**DATASET ENTRIES:**
========
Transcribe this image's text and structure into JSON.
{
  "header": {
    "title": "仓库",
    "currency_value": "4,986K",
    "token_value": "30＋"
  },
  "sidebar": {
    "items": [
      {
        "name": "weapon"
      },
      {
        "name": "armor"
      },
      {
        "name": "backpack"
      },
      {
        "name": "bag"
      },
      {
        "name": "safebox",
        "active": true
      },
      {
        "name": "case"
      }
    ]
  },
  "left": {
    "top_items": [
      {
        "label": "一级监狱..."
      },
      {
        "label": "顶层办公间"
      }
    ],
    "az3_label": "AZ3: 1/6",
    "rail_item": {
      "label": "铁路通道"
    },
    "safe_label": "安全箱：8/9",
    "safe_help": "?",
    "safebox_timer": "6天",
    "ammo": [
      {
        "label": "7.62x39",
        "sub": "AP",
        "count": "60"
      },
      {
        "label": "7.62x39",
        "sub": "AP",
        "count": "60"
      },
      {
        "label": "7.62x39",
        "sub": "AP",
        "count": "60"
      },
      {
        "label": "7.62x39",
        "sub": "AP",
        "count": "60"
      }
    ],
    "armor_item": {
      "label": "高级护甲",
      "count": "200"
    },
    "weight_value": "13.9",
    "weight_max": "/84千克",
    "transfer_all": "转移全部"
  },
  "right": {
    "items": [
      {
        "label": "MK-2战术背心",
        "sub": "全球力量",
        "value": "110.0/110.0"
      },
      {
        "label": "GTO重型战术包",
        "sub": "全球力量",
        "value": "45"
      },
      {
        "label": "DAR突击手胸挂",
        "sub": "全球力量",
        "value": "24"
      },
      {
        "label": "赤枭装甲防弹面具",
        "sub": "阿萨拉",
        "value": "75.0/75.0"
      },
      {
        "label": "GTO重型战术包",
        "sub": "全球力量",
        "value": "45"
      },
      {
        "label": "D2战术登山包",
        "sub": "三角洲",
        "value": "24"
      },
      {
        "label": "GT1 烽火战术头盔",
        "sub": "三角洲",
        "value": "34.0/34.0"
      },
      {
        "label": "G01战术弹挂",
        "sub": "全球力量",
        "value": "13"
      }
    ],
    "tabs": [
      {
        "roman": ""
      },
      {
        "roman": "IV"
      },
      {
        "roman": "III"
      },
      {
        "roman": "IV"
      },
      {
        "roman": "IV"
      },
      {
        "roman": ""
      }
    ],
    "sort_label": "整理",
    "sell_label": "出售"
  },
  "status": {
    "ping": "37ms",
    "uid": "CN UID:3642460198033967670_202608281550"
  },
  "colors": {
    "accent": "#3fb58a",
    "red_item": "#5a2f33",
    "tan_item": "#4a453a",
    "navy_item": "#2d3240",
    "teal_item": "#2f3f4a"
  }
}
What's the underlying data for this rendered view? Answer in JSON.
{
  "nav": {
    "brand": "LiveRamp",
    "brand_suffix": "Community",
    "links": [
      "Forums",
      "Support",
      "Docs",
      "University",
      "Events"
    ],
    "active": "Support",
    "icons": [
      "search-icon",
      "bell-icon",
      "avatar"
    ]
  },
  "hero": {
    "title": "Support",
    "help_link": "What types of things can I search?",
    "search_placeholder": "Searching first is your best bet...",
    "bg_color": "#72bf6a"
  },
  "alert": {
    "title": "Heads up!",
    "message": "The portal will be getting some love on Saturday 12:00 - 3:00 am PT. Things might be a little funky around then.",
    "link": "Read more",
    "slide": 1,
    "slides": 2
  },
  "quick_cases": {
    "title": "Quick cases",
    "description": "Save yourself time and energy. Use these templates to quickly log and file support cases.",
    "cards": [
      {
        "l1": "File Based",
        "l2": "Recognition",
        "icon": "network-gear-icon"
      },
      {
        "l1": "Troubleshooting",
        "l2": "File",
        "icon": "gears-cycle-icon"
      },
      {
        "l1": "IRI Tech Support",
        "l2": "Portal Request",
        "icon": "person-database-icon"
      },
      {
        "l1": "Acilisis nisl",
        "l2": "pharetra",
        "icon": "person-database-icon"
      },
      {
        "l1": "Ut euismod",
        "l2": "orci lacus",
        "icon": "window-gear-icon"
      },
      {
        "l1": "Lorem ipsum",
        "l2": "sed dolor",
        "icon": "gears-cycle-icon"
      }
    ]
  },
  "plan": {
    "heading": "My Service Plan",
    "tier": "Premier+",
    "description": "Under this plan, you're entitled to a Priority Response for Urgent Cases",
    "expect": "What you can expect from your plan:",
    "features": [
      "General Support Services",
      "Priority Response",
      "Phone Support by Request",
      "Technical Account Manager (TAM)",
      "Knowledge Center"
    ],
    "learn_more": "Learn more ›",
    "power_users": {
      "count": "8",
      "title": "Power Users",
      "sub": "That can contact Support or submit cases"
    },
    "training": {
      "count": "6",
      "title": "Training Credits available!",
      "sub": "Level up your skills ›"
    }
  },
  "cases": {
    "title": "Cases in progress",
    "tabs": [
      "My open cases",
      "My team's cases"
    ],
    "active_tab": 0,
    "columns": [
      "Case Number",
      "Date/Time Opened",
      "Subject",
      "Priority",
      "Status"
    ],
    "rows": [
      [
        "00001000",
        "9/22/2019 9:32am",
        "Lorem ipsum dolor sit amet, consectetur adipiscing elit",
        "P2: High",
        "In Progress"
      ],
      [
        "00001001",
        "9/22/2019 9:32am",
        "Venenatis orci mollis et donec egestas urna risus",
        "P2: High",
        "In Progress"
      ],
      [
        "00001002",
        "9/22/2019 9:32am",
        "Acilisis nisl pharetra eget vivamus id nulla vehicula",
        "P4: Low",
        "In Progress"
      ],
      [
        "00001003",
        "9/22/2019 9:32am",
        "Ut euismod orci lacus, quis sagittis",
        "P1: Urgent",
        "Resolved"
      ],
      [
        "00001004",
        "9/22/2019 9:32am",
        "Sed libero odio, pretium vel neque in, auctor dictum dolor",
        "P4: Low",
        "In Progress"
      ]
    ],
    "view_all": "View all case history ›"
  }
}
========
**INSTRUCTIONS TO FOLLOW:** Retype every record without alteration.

**RESULT FOR THIS EXERCISE:**
Transcribe this image's text and structure into JSON.
{
  "header": {
    "title": "仓库",
    "currency_value": "4,986K",
    "token_value": "30＋"
  },
  "sidebar": {
    "items": [
      {
        "name": "weapon"
      },
      {
        "name": "armor"
      },
      {
        "name": "backpack"
      },
      {
        "name": "bag"
      },
      {
        "name": "safebox",
        "active": true
      },
      {
        "name": "case"
      }
    ]
  },
  "left": {
    "top_items": [
      {
        "label": "一级监狱..."
      },
      {
        "label": "顶层办公间"
      }
    ],
    "az3_label": "AZ3: 1/6",
    "rail_item": {
      "label": "铁路通道"
    },
    "safe_label": "安全箱：8/9",
    "safe_help": "?",
    "safebox_timer": "6天",
    "ammo": [
      {
        "label": "7.62x39",
        "sub": "AP",
        "count": "60"
      },
      {
        "label": "7.62x39",
        "sub": "AP",
        "count": "60"
      },
      {
        "label": "7.62x39",
        "sub": "AP",
        "count": "60"
      },
      {
        "label": "7.62x39",
        "sub": "AP",
        "count": "60"
      }
    ],
    "armor_item": {
      "label": "高级护甲",
      "count": "200"
    },
    "weight_value": "13.9",
    "weight_max": "/84千克",
    "transfer_all": "转移全部"
  },
  "right": {
    "items": [
      {
        "label": "MK-2战术背心",
        "sub": "全球力量",
        "value": "110.0/110.0"
      },
      {
        "label": "GTO重型战术包",
        "sub": "全球力量",
        "value": "45"
      },
      {
        "label": "DAR突击手胸挂",
        "sub": "全球力量",
        "value": "24"
      },
      {
        "label": "赤枭装甲防弹面具",
        "sub": "阿萨拉",
        "value": "75.0/75.0"
      },
      {
        "label": "GTO重型战术包",
        "sub": "全球力量",
        "value": "45"
      },
      {
        "label": "D2战术登山包",
        "sub": "三角洲",
        "value": "24"
      },
      {
        "label": "GT1 烽火战术头盔",
        "sub": "三角洲",
        "value": "34.0/34.0"
      },
      {
        "label": "G01战术弹挂",
        "sub": "全球力量",
        "value": "13"
      }
    ],
    "tabs": [
      {
        "roman": ""
      },
      {
        "roman": "IV"
      },
      {
        "roman": "III"
      },
      {
        "roman": "IV"
      },
      {
        "roman": "IV"
      },
      {
        "roman": ""
      }
    ],
    "sort_label": "整理",
    "sell_label": "出售"
  },
  "status": {
    "ping": "37ms",
    "uid": "CN UID:3642460198033967670_202608281550"
  },
  "colors": {
    "accent": "#3fb58a",
    "red_item": "#5a2f33",
    "tan_item": "#4a453a",
    "navy_item": "#2d3240",
    "teal_item": "#2f3f4a"
  }
}
What's the underlying data for this rendered view? Answer in JSON.
{
  "nav": {
    "brand": "LiveRamp",
    "brand_suffix": "Community",
    "links": [
      "Forums",
      "Support",
      "Docs",
      "University",
      "Events"
    ],
    "active": "Support",
    "icons": [
      "search-icon",
      "bell-icon",
      "avatar"
    ]
  },
  "hero": {
    "title": "Support",
    "help_link": "What types of things can I search?",
    "search_placeholder": "Searching first is your best bet...",
    "bg_color": "#72bf6a"
  },
  "alert": {
    "title": "Heads up!",
    "message": "The portal will be getting some love on Saturday 12:00 - 3:00 am PT. Things might be a little funky around then.",
    "link": "Read more",
    "slide": 1,
    "slides": 2
  },
  "quick_cases": {
    "title": "Quick cases",
    "description": "Save yourself time and energy. Use these templates to quickly log and file support cases.",
    "cards": [
      {
        "l1": "File Based",
        "l2": "Recognition",
        "icon": "network-gear-icon"
      },
      {
        "l1": "Troubleshooting",
        "l2": "File",
        "icon": "gears-cycle-icon"
      },
      {
        "l1": "IRI Tech Support",
        "l2": "Portal Request",
        "icon": "person-database-icon"
      },
      {
        "l1": "Acilisis nisl",
        "l2": "pharetra",
        "icon": "person-database-icon"
      },
      {
        "l1": "Ut euismod",
        "l2": "orci lacus",
        "icon": "window-gear-icon"
      },
      {
        "l1": "Lorem ipsum",
        "l2": "sed dolor",
        "icon": "gears-cycle-icon"
      }
    ]
  },
  "plan": {
    "heading": "My Service Plan",
    "tier": "Premier+",
    "description": "Under this plan, you're entitled to a Priority Response for Urgent Cases",
    "expect": "What you can expect from your plan:",
    "features": [
      "General Support Services",
      "Priority Response",
      "Phone Support by Request",
      "Technical Account Manager (TAM)",
      "Knowledge Center"
    ],
    "learn_more": "Learn more ›",
    "power_users": {
      "count": "8",
      "title": "Power Users",
      "sub": "That can contact Support or submit cases"
    },
    "training": {
      "count": "6",
      "title": "Training Credits available!",
      "sub": "Level up your skills ›"
    }
  },
  "cases": {
    "title": "Cases in progress",
    "tabs": [
      "My open cases",
      "My team's cases"
    ],
    "active_tab": 0,
    "columns": [
      "Case Number",
      "Date/Time Opened",
      "Subject",
      "Priority",
      "Status"
    ],
    "rows": [
      [
        "00001000",
        "9/22/2019 9:32am",
        "Lorem ipsum dolor sit amet, consectetur adipiscing elit",
        "P2: High",
        "In Progress"
      ],
      [
        "00001001",
        "9/22/2019 9:32am",
        "Venenatis orci mollis et donec egestas urna risus",
        "P2: High",
        "In Progress"
      ],
      [
        "00001002",
        "9/22/2019 9:32am",
        "Acilisis nisl pharetra eget vivamus id nulla vehicula",
        "P4: Low",
        "In Progress"
      ],
      [
        "00001003",
        "9/22/2019 9:32am",
        "Ut euismod orci lacus, quis sagittis",
        "P1: Urgent",
        "Resolved"
      ],
      [
        "00001004",
        "9/22/2019 9:32am",
        "Sed libero odio, pretium vel neque in, auctor dictum dolor",
        "P4: Low",
        "In Progress"
      ]
    ],
    "view_all": "View all case history ›"
  }
}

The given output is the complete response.